What is RS?

In the last years, we saw the emergence of networks of social scientists working together to develop and diffuse relational sociology (RS), such as what A. Mishe called the “New York School of Relational Sociology” (with C. Tilly, H. White and M. Emirbayer) or “Relational Studies in Sociology”, which is chaired by what could be the first sociologist who used the label RS in the 1980’s, P. Donati. In the last years, panels and congresses have been organized on RS, such as in Berlin in 2008 (organized by J. Fuhse), in Xi’an (China) in 2009 (organized by Yanjie Bian), and in Davis (USA) in 2010 (organized by F. Block). Since 2011, F. Dépelteau and C. Powell have organized panels on RS in the annual congress of the Canadian Sociological Association. Besides, relational thinking has spread in many sub-disciplines in sociology like sociological theory of course, but also to the study of social movements, childhood, gender, emotions, methodology, nationalism, genocides, education, organizations, feminism, social inequalities, violence, and many others. Relational thinking can be found in other disciplines like environmental studies, religious studies, social work, political science, international relations, relational psychoanalysis, relational psychotherapy, philosophy and economy. It is also spreading outside of the academic world through organizations working on issues such as environmental problems, community development and social justice (see the website of Relational Thinking, http://relationalthinking.net/) The creation of this research cluster is part of this fragmented but huge relational turn in social sciences, where so many different approaches, theories, disciplines and sub-disciplines seem to push in some similar directions.
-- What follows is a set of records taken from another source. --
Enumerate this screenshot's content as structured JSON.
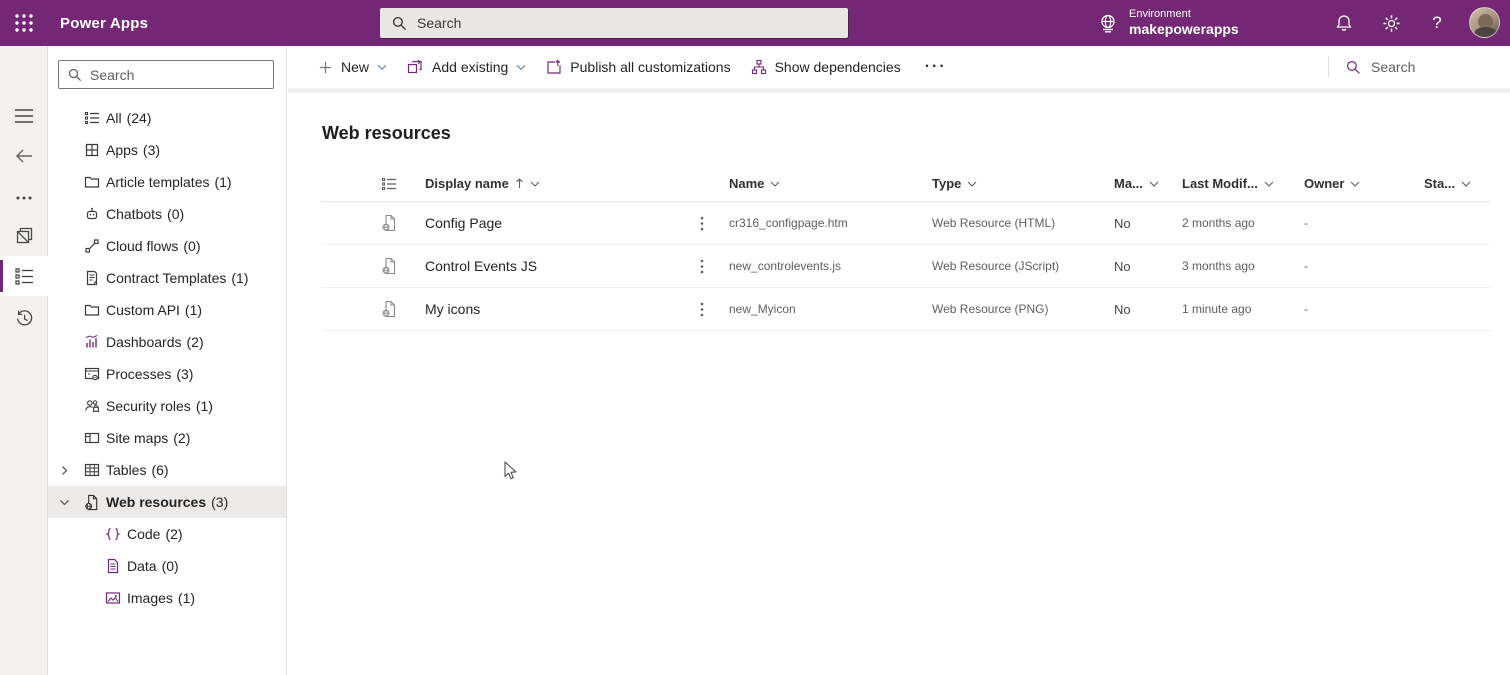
{
  "topbar": {
    "app_title": "Power Apps",
    "search_placeholder": "Search",
    "environment_label": "Environment",
    "environment_name": "makepowerapps"
  },
  "nav": {
    "search_placeholder": "Search",
    "items": [
      {
        "icon": "all-icon",
        "label": "All",
        "count": "(24)"
      },
      {
        "icon": "apps-icon",
        "label": "Apps",
        "count": "(3)"
      },
      {
        "icon": "folder-icon",
        "label": "Article templates",
        "count": "(1)"
      },
      {
        "icon": "chatbot-icon",
        "label": "Chatbots",
        "count": "(0)"
      },
      {
        "icon": "cloud-flow-icon",
        "label": "Cloud flows",
        "count": "(0)"
      },
      {
        "icon": "contract-icon",
        "label": "Contract Templates",
        "count": "(1)"
      },
      {
        "icon": "folder-icon",
        "label": "Custom API",
        "count": "(1)"
      },
      {
        "icon": "dashboard-icon",
        "label": "Dashboards",
        "count": "(2)"
      },
      {
        "icon": "process-icon",
        "label": "Processes",
        "count": "(3)"
      },
      {
        "icon": "security-icon",
        "label": "Security roles",
        "count": "(1)"
      },
      {
        "icon": "sitemap-icon",
        "label": "Site maps",
        "count": "(2)"
      },
      {
        "icon": "table-icon",
        "label": "Tables",
        "count": "(6)",
        "expandable": true
      },
      {
        "icon": "web-resource-icon",
        "label": "Web resources",
        "count": "(3)",
        "expanded": true,
        "selected": true
      },
      {
        "icon": "code-icon",
        "label": "Code",
        "count": "(2)",
        "child": true
      },
      {
        "icon": "data-icon",
        "label": "Data",
        "count": "(0)",
        "child": true
      },
      {
        "icon": "image-icon",
        "label": "Images",
        "count": "(1)",
        "child": true
      }
    ]
  },
  "command_bar": {
    "new_label": "New",
    "add_existing_label": "Add existing",
    "publish_label": "Publish all customizations",
    "show_dependencies_label": "Show dependencies",
    "overflow_label": "···",
    "search_placeholder": "Search"
  },
  "main": {
    "page_title": "Web resources",
    "table": {
      "columns": [
        "Display name",
        "Name",
        "Type",
        "Ma...",
        "Last Modif...",
        "Owner",
        "Sta..."
      ],
      "rows": [
        {
          "display_name": "Config Page",
          "name": "cr316_configpage.htm",
          "type": "Web Resource (HTML)",
          "managed": "No",
          "last_modified": "2 months ago",
          "owner": "-",
          "status": ""
        },
        {
          "display_name": "Control Events JS",
          "name": "new_controlevents.js",
          "type": "Web Resource (JScript)",
          "managed": "No",
          "last_modified": "3 months ago",
          "owner": "-",
          "status": ""
        },
        {
          "display_name": "My icons",
          "name": "new_Myicon",
          "type": "Web Resource (PNG)",
          "managed": "No",
          "last_modified": "1 minute ago",
          "owner": "-",
          "status": ""
        }
      ]
    }
  },
  "colors": {
    "brand": "#742774",
    "text": "#323130",
    "secondary_text": "#605e5c"
  }
}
RS has been connected to critical realism, symbolic interactionism, the Actor-Network-Theory of B. Latour and J. Law, network analysis, P. Bourdieu, N. Luhmann, C. Tilly, H. White, M. Foucault, G. Simmel, pragmatism, K. Marx, K. Manheim, A. Schutz, E. Cassirer, N. Elias, M. Mann, and many others. This can be confusing but, at the same time, it is impressive that so many important social scientists and philosophers have been linked to this approach. In fact, many of them explicitly connected their work to RS. RS is usually based on the rejection of some fundamental principles or categories used by many sociologists since the beginning of the discipline. As M. Emirbayer reminded us, the term “relational thinking” “had the quality of fighting words” in the late 1990’s (in Powell and Dépelteau 2013: 209). They were fighting against statistical regression-based approaches and rational choice theory, for instance; but also, and maybe more importantly, against the idea that social phenomena are substances or essences; that actors, as pre-given entities, can be defined outside of social relations – as if we could understand what they are doing outside the social relations they are embedded in. Accordingly, most of the relational thinkers try to move beyond classical dualisms such as objectivism/subjectivism, nature/culture, mind/body, social structures/agency or individual/society. Something is what it is in relation to something else.